Entries shown —
-=-=-=-=-

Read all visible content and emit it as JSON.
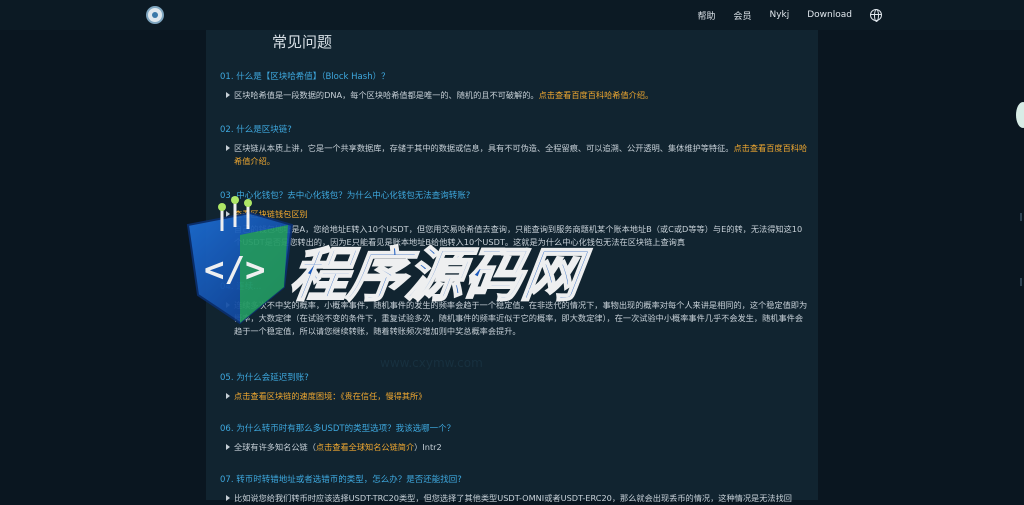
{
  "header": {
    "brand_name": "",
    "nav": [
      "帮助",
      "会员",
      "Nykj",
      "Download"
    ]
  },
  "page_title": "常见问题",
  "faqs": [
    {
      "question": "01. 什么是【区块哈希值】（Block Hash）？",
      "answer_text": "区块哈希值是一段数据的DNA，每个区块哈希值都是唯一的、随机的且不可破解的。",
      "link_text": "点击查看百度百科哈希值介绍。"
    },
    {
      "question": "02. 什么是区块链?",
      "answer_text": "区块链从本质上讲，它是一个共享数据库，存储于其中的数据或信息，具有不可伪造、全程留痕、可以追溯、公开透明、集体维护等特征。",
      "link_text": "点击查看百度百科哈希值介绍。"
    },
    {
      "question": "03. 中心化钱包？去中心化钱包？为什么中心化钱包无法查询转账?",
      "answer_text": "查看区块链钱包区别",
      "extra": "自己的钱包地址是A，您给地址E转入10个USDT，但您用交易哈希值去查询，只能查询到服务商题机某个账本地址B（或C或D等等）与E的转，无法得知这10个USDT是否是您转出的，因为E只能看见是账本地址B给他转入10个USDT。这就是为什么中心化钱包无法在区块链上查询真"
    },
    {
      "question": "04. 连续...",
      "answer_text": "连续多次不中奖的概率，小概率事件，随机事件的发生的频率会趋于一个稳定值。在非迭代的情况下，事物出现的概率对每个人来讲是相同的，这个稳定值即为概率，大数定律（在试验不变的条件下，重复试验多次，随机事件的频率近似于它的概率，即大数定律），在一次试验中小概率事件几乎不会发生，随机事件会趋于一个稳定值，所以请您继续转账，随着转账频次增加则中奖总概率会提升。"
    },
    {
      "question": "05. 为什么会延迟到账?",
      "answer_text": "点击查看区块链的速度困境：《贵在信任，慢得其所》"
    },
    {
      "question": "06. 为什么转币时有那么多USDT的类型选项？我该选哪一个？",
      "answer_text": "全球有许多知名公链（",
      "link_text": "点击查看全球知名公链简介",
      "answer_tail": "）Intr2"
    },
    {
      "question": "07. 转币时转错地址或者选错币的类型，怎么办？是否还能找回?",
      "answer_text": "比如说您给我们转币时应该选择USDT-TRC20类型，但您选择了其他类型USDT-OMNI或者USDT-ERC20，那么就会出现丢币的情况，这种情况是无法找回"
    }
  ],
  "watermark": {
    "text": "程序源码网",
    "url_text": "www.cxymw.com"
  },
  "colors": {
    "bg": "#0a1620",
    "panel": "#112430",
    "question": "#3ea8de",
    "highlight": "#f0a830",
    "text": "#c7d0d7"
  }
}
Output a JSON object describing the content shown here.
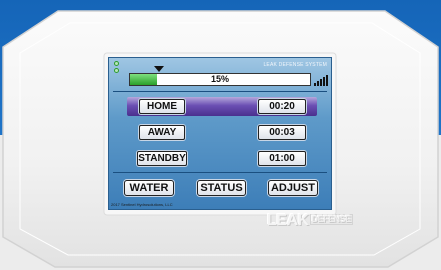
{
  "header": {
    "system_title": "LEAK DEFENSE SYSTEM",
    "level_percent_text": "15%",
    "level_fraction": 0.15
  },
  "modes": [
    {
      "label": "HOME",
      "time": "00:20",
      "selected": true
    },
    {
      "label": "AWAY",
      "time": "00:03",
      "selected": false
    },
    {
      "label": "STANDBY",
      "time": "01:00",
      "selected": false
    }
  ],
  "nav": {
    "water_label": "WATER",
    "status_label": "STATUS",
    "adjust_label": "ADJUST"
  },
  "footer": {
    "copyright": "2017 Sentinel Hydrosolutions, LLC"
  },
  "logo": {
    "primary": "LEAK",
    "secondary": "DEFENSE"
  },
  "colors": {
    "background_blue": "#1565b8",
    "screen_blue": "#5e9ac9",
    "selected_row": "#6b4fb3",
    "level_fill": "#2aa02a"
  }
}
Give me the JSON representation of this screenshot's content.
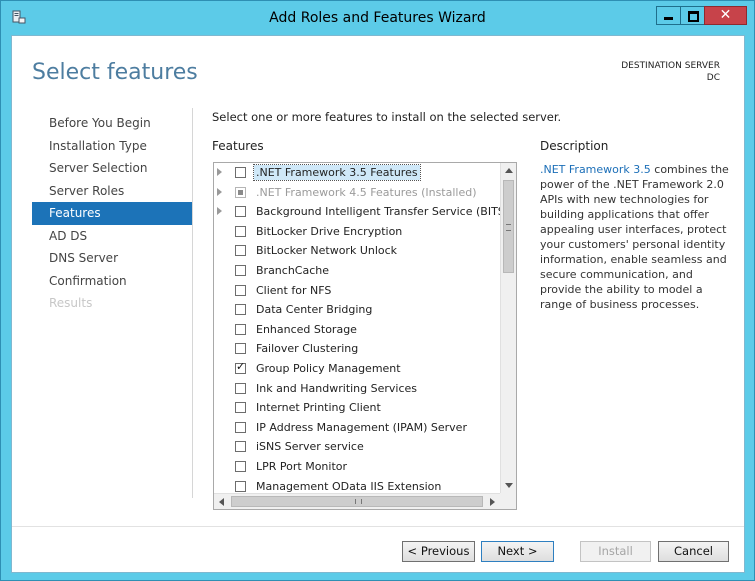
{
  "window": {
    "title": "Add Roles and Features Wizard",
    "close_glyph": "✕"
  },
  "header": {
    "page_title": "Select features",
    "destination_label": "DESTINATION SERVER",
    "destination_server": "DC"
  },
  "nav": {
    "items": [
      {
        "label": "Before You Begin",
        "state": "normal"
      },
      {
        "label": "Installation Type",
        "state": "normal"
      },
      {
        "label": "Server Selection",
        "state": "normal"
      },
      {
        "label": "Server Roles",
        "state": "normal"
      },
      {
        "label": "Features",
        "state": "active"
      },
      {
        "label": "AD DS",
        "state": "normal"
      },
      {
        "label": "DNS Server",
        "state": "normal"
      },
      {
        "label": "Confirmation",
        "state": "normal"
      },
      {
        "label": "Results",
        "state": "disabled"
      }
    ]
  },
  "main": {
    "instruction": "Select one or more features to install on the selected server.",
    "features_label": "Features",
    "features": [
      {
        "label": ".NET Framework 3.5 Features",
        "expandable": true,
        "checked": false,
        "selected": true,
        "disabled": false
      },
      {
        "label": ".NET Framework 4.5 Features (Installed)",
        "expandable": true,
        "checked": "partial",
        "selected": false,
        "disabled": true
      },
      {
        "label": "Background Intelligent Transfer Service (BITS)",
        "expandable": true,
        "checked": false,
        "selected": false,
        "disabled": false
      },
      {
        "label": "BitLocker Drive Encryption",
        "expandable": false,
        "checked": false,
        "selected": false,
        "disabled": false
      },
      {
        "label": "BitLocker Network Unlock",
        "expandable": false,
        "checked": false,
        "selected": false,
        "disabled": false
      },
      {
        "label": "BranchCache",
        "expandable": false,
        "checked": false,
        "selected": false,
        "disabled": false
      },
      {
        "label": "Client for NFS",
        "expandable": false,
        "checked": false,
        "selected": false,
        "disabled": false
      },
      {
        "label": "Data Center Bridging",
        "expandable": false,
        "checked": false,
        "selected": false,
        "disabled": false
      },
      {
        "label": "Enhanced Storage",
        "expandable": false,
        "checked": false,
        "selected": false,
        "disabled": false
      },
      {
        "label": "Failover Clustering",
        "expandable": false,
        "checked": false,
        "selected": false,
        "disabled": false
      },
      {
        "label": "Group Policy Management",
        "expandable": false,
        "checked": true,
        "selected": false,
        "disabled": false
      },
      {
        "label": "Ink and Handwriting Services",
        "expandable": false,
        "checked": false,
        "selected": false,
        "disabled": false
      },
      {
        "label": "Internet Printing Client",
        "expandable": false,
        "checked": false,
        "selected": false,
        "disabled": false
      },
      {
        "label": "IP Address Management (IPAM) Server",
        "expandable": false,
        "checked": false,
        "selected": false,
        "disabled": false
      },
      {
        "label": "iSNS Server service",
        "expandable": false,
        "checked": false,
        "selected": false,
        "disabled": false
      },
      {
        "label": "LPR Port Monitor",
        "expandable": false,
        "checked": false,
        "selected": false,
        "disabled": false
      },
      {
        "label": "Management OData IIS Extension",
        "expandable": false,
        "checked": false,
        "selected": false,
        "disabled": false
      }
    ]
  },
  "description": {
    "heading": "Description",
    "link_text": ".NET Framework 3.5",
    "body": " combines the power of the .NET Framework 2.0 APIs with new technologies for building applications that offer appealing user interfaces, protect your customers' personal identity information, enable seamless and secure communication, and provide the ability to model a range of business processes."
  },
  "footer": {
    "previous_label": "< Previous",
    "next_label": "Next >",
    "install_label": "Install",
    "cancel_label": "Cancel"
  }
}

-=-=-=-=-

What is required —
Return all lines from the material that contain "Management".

Finished task —
        "label": "Group Policy Management",
        "label": "IP Address Management (IPAM) Server",
        "label": "Management OData IIS Extension",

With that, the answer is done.